*Problem statement*: Scan the data for "screenshot" and copy each matching line.

[Records from a data source]
= = =

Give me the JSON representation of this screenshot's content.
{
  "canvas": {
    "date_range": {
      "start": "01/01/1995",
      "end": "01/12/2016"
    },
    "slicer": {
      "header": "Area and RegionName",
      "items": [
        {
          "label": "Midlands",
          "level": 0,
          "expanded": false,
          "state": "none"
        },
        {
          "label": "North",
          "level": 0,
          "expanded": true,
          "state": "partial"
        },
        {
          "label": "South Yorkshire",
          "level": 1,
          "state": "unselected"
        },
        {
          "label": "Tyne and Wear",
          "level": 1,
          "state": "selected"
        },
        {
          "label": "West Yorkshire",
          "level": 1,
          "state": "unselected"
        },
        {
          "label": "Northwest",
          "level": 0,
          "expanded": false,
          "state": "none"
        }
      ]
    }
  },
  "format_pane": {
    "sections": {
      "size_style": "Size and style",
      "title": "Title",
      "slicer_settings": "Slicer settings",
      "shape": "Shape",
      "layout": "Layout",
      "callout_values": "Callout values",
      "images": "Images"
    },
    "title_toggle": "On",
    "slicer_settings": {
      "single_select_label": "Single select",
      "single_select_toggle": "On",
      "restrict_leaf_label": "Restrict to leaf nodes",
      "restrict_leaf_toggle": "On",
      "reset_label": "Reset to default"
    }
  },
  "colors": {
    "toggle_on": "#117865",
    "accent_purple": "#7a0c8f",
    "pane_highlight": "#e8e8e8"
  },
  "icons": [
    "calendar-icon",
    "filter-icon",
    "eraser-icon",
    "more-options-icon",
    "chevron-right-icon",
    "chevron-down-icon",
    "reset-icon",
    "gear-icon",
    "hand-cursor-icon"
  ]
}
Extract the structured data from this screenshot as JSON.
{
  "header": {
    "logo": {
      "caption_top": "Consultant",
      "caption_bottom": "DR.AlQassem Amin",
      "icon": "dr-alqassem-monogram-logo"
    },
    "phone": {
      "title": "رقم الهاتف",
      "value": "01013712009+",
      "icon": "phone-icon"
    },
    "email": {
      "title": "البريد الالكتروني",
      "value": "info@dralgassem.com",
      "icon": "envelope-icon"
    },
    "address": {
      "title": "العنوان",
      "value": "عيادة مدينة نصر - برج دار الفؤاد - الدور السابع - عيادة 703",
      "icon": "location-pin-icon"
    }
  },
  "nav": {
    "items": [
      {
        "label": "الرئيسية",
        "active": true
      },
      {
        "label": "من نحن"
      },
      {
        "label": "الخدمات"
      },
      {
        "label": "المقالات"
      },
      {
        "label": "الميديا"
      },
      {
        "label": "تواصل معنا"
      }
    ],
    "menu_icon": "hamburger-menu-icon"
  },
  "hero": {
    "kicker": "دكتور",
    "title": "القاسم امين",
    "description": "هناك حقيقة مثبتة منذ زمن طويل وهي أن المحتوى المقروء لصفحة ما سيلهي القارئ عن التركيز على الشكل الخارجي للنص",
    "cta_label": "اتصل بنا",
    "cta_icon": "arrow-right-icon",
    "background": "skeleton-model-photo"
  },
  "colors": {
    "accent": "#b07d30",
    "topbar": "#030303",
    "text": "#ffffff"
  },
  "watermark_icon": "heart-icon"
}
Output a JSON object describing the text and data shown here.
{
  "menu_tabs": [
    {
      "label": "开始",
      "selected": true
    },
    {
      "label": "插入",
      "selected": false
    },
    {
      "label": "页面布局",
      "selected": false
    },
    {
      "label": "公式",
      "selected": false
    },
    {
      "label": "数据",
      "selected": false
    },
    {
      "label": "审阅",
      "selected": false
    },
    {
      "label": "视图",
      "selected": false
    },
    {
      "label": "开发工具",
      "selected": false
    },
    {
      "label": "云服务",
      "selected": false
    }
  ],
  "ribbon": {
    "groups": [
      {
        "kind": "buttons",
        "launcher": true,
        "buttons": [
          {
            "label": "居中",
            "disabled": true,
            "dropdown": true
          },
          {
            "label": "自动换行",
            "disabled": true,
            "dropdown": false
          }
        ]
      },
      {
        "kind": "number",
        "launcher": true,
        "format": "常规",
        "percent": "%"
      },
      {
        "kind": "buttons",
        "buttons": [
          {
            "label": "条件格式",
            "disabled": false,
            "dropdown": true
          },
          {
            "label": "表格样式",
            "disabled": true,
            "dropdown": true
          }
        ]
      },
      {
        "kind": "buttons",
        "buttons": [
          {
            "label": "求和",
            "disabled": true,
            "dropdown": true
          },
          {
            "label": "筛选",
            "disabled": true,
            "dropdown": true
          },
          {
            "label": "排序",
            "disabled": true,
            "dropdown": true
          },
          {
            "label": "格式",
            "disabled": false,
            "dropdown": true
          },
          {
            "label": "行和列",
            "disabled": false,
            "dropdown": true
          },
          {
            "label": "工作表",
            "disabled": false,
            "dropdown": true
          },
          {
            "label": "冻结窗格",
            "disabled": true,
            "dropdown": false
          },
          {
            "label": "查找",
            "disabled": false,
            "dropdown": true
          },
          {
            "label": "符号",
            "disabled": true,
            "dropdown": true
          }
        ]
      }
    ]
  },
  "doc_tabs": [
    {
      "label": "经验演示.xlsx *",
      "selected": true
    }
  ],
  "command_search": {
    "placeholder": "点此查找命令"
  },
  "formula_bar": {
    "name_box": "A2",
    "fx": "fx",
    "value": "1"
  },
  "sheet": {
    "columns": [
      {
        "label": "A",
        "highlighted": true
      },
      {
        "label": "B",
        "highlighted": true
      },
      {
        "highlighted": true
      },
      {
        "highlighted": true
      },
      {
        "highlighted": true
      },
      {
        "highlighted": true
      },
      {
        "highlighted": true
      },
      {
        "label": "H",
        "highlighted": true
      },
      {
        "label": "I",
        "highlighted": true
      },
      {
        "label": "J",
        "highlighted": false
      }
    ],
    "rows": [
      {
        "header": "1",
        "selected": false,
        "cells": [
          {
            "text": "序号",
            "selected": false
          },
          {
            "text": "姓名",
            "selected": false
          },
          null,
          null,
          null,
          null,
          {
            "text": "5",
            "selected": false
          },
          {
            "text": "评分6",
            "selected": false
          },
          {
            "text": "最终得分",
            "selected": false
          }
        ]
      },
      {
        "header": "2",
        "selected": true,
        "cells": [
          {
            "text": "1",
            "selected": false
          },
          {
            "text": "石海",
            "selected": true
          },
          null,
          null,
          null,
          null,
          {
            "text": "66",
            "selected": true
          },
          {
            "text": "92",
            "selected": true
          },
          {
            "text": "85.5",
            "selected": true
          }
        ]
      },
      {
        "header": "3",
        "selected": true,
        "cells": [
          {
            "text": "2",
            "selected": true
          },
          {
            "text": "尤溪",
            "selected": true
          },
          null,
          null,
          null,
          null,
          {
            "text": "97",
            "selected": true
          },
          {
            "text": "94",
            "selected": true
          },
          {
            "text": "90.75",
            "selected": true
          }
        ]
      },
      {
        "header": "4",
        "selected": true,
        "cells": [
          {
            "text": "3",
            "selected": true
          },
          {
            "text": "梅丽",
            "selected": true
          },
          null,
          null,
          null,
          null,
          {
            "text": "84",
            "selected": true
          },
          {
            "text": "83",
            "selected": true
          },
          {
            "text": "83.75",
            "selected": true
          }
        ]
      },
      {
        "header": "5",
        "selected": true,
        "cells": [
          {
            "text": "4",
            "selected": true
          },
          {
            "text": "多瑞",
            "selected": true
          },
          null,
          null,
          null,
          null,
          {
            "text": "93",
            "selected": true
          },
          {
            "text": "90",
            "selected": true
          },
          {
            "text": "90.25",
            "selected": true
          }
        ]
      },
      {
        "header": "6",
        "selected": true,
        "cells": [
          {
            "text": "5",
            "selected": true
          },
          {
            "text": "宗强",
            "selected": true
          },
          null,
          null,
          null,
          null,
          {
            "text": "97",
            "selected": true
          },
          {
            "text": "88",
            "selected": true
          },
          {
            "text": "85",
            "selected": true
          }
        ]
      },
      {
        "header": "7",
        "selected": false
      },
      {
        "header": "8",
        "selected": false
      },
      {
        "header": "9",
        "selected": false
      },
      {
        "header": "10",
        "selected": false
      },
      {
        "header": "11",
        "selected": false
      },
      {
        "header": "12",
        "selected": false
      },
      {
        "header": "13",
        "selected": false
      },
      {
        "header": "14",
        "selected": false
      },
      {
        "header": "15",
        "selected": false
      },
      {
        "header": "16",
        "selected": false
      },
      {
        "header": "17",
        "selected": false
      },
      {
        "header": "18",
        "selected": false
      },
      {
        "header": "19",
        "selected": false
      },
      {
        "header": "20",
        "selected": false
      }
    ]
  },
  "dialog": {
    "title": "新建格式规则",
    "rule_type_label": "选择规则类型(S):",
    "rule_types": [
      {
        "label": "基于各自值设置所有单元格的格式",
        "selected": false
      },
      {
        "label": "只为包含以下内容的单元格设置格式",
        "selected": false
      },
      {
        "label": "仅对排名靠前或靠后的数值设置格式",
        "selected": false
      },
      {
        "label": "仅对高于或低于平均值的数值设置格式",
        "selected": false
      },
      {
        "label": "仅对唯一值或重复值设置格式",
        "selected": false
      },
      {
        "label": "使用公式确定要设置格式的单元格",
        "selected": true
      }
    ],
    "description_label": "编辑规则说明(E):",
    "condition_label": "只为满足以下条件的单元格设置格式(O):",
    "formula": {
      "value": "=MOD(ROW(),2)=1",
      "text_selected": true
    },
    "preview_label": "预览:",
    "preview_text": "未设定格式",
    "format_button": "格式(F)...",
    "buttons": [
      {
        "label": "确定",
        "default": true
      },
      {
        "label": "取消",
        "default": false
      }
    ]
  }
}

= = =

*Worked solution*:
Give me the JSON representation of this screenshot's content.
Extract the structured data from this screenshot as JSON.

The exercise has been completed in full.